Bone Marrow and Blood: Getting Involved
There are many ways to help children with cancer, and one way to do it is to donate your fluids: blood and bone marrow.
Chemotherapy, the standard treatment for many cancers, works by killing rapidly reproducing cells, which is what cancer is. However, chemo isn't an exact treatment, and other rapidly producing cells are often caught in the crossfire. These cells including blood cells.
As a result of this blood cell murder, most cancer patients need a blood tranfusion at some point. This is where you come in. See, here in America, our blood supply is mostly donations. And there are never too many blood donors. In fact, many areas suffer blood shortages, from not enough donors. This causes treatment to be delayed for hours or even days until blood is located and processed, creating harmful side effects.
You can donate blood at either a donation center or at a blood drives. Blood drives are usually held at schools, churches and hospitals, but can be held pretty much anywhere the blood mobile can go. Perhaps your workplace or university can or has set one up. Find blood drives through the red cross: www.redcrossblood.org/giveblood?utm_source=bing&utm_medium=cpc&utm_campaign=blood
Another donatable body fluid is bone marrow. This is the producer of blood cells and is found inside large/long bones, such as the pelvis or femur. Bone marrow is often comprimised due to cancer (or treatment), especially in leukemias and other blood cancers. Often a bone marrow transplant is needed.
Here the process is a little more complex. With blood, there are 4 types (A, B, AB, and O) which can be either Rh + or -. Bone marrow has thousands of unique types, therefore making matching important. Usually, the best bone marrow donor match is either a sibling or parent, and then a stranger.

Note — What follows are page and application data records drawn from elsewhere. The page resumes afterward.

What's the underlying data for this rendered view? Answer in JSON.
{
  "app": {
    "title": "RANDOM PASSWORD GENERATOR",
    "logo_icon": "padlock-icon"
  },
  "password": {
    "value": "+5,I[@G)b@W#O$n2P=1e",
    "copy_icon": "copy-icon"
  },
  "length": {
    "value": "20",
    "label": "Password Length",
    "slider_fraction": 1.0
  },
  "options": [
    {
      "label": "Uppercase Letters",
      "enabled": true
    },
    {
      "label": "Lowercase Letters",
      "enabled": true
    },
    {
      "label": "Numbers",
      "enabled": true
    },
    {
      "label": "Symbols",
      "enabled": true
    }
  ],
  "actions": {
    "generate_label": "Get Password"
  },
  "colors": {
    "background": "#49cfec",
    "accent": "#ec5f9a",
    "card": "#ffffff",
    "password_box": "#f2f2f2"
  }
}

So, when parents and siblings don't match, how does one find a stranger with the right genetic type?
Enter the national bone marrow registry. This registry allows people to have their HLA type discovered, and then the data is placed in a computer registry. When no familial match is found for donation, the patients information is put in the registry to be compared to thousands of possible donors.
So, in order to provide the best chances of finding a match, hundreds of thousands of potential donors are needed. You can join the marrow registry at: marrow.org/Home.aspx. Donors of mixed ethnicities and young donors (age 18-45) are especially needed.
Please consider donating blood or joinging the marrow registry. It is worth saving the life of a child.